A complaint outlining the charges against Bradley and Muthana does not mention the defendants discussing their intentions with IS or others beyond the two undercover law enforcement officers.
Bradley sought transit to the Middle East by cargo ship because he feared he might have been on a terrorist watch list, prosecutors said.
In 2019, Bradley planned to travel to Afghanistan to join the Taliban and attack American soldiers but changed his mind because of ideological differences with the person he was supposed to travel with, a person who was subsequently arrested, prosecutors said, citing an FBI interview at the time.

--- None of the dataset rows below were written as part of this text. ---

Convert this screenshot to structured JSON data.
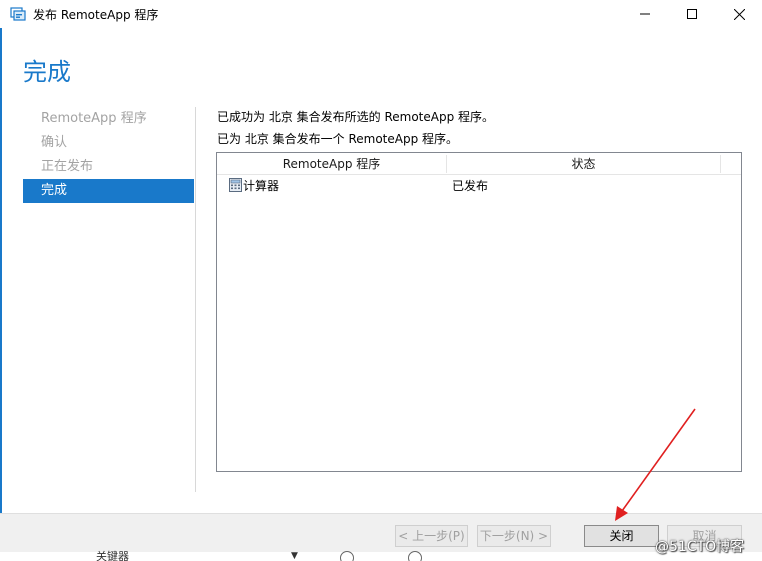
{
  "window": {
    "title": "发布 RemoteApp 程序",
    "controls": [
      "minimize-icon",
      "maximize-icon",
      "close-icon"
    ]
  },
  "page": {
    "heading": "完成"
  },
  "nav": {
    "items": [
      {
        "label": "RemoteApp 程序",
        "state": "inactive"
      },
      {
        "label": "确认",
        "state": "inactive"
      },
      {
        "label": "正在发布",
        "state": "inactive"
      },
      {
        "label": "完成",
        "state": "active"
      }
    ]
  },
  "messages": {
    "line1": "已成功为 北京 集合发布所选的 RemoteApp 程序。",
    "line2": "已为 北京 集合发布一个 RemoteApp 程序。"
  },
  "table": {
    "columns": [
      "RemoteApp 程序",
      "状态"
    ],
    "rows": [
      {
        "name": "计算器",
        "status": "已发布",
        "icon": "calculator-icon"
      }
    ]
  },
  "footer": {
    "prev_label": "< 上一步(P)",
    "next_label": "下一步(N) >",
    "close_label": "关闭",
    "cancel_label": "取消"
  },
  "background": {
    "partial_text": "关键器",
    "glyph": "▼"
  },
  "watermark": "@51CTO博客",
  "colors": {
    "accent": "#1979ca",
    "annotation_arrow": "#e02020"
  }
}
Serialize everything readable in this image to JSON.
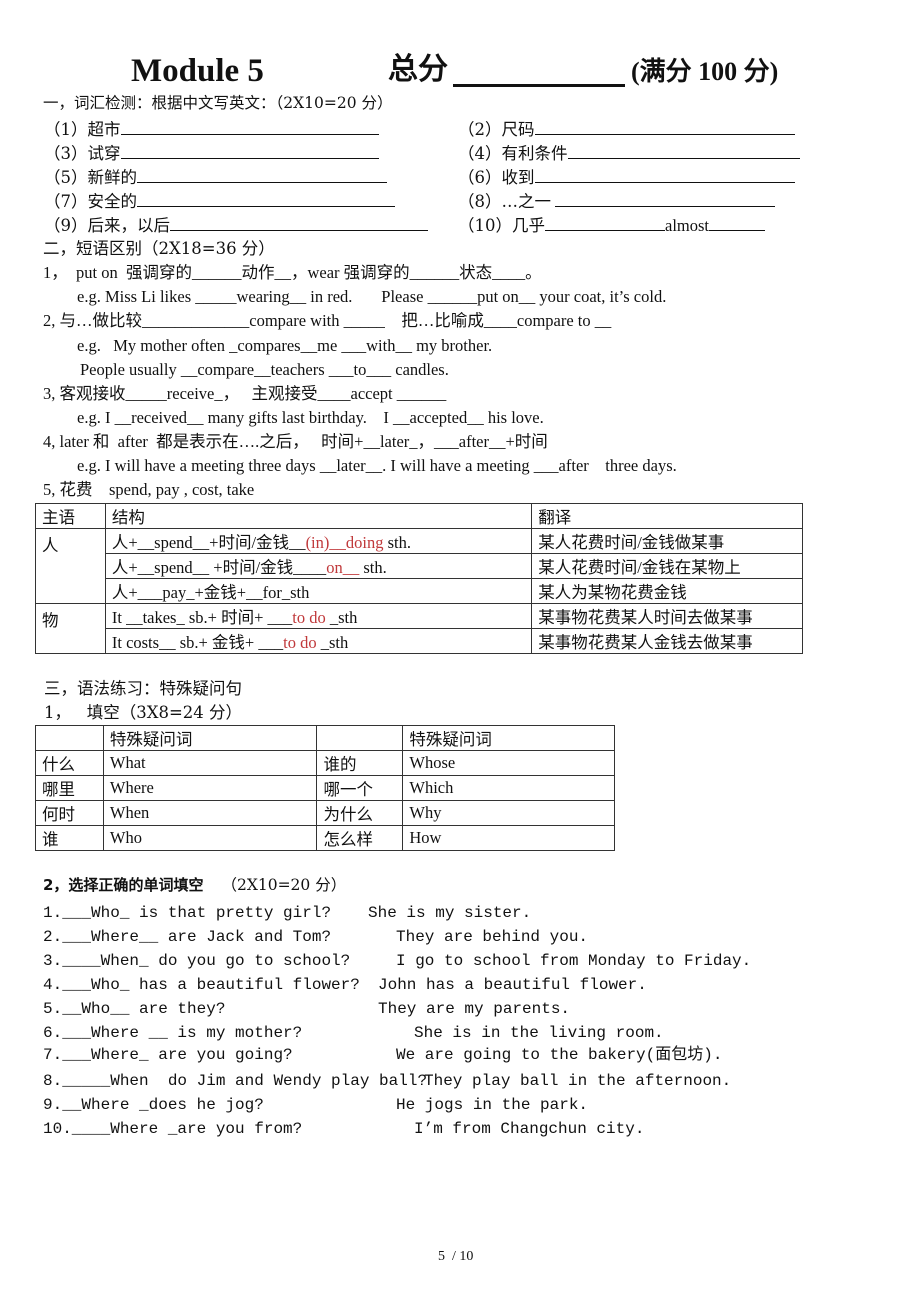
{
  "header": {
    "title": "Module 5",
    "total_label": "总分",
    "total_blank": "",
    "full_score": "(满分 100 分)"
  },
  "section1": {
    "heading": "一，词汇检测：根据中文写英文：（2X10=20 分）",
    "items": [
      {
        "num": "（1）",
        "cn": "超市",
        "answer": ""
      },
      {
        "num": "（2）",
        "cn": "尺码",
        "answer": ""
      },
      {
        "num": "（3）",
        "cn": "试穿",
        "answer": ""
      },
      {
        "num": "（4）",
        "cn": "有利条件",
        "answer": ""
      },
      {
        "num": "（5）",
        "cn": "新鲜的",
        "answer": ""
      },
      {
        "num": "（6）",
        "cn": "收到",
        "answer": ""
      },
      {
        "num": "（7）",
        "cn": "安全的",
        "answer": ""
      },
      {
        "num": "（8）",
        "cn": "…之一",
        "answer": ""
      },
      {
        "num": "（9）",
        "cn": "后来，以后",
        "answer": ""
      },
      {
        "num": "（10）",
        "cn": "几乎",
        "answer": "almost"
      }
    ]
  },
  "section2": {
    "heading": "二，短语区别（2X18=36 分）",
    "lines": [
      "1，  put on  强调穿的______动作__，wear 强调穿的______状态____。",
      "e.g. Miss Li likes _____wearing__ in red.       Please ______put on__ your coat, it’s cold.",
      "2, 与…做比较_____________compare with _____    把…比喻成____compare to __",
      "e.g.   My mother often _compares__me ___with__ my brother.",
      "People usually __compare__teachers ___to___ candles.",
      "3, 客观接收_____receive_，   主观接受____accept ______",
      "e.g. I __received__ many gifts last birthday.    I __accepted__ his love.",
      "4, later 和  after  都是表示在….之后，   时间+__later_，___after__+时间",
      "e.g. I will have a meeting three days __later__. I will have a meeting ___after    three days.",
      "5, 花费    spend, pay , cost, take"
    ],
    "table": {
      "headers": [
        "主语",
        "结构",
        "翻译"
      ],
      "groups": [
        {
          "subject": "人",
          "rows": [
            {
              "pre": "人+__spend__+时间/金钱__",
              "red": "(in)__doing",
              "post": " sth.",
              "translation": "某人花费时间/金钱做某事"
            },
            {
              "pre": "人+__spend__ +时间/金钱____",
              "red": "on__",
              "post": " sth.",
              "translation": "某人花费时间/金钱在某物上"
            },
            {
              "pre": "人+___pay_+金钱+__for_sth",
              "red": "",
              "post": "",
              "translation": "某人为某物花费金钱"
            }
          ]
        },
        {
          "subject": "物",
          "rows": [
            {
              "pre": "It __takes_ sb.+  时间+ ___",
              "red": "to do",
              "post": " _sth",
              "translation": "某事物花费某人时间去做某事"
            },
            {
              "pre": "It costs__ sb.+  金钱+ ___",
              "red": "to do",
              "post": " _sth",
              "translation": "某事物花费某人金钱去做某事"
            }
          ]
        }
      ]
    }
  },
  "section3": {
    "heading": "三，语法练习：特殊疑问句",
    "part1_heading": "1，   填空（3X8=24 分）",
    "table": {
      "header": [
        "",
        "特殊疑问词",
        "",
        "特殊疑问词"
      ],
      "rows": [
        [
          "什么",
          "What",
          "谁的",
          "Whose"
        ],
        [
          "哪里",
          "Where",
          "哪一个",
          "Which"
        ],
        [
          "何时",
          "When",
          "为什么",
          "Why"
        ],
        [
          "谁",
          "Who",
          "怎么样",
          "How"
        ]
      ]
    },
    "part2_heading": "2，选择正确的单词填空",
    "part2_score": "（2X10=20 分）",
    "questions": [
      {
        "q": "1.___Who_ is that pretty girl?",
        "a": "She is my sister."
      },
      {
        "q": "2.___Where__ are Jack and Tom?",
        "a": "They are behind you."
      },
      {
        "q": "3.____When_ do you go to school?",
        "a": "I go to school from Monday to Friday."
      },
      {
        "q": "4.___Who_ has a beautiful flower?",
        "a": "John has a beautiful flower."
      },
      {
        "q": "5.__Who__ are they?",
        "a": "They are my parents."
      },
      {
        "q": "6.___Where __ is my mother?",
        "a": "She is in the living room."
      },
      {
        "q": "7.___Where_ are you going?",
        "a": "We are going to the bakery(面包坊)."
      },
      {
        "q": "8._____When  do Jim and Wendy play ball?",
        "a": "They play ball in the afternoon."
      },
      {
        "q": "9.__Where _does he jog?",
        "a": "He jogs in the park."
      },
      {
        "q": "10.____Where _are you from?",
        "a": "I’m from Changchun city."
      }
    ]
  },
  "footer": {
    "page": "5  / 10"
  }
}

Muthana, of Alabama, also expressed support for IS and discussed with Bradley plans to travel together to the Middle East to fight on behalf of the group, prosecutors said. After her arrest, she waived her right to remain silent and said she was willing to fight and kill Americans, prosecutors said.
A U.S.-led coalition captured the last of the territory held by the Islamic State group about two years ago, ending its self-declared caliphate that covered large parts of Iraq and Syria. Since then, remaining IS militants have gone underground in the Syrian-Iraqi border region, continuing an insurgency.
Muthana and Bradley were married in January.
After traveling to Alabama to visit Muthana, prosecutors said, Bradley approached the undercover officer with the idea of traveling on a cargo ship to join IS. The officer connected Bradley with a "facilitator" — another undercover officer — and Bradley paid that person $1,000 in cash for travel costs, prosecutors said.
Bradley told that officer that he and Muthana planned to be "fighting" upon arrival Yemen and that he'd had a dream that he had given an oath of allegiance to IS leader Abu Ibrahim al-Hashimi al-Qurayshi prosecutors said.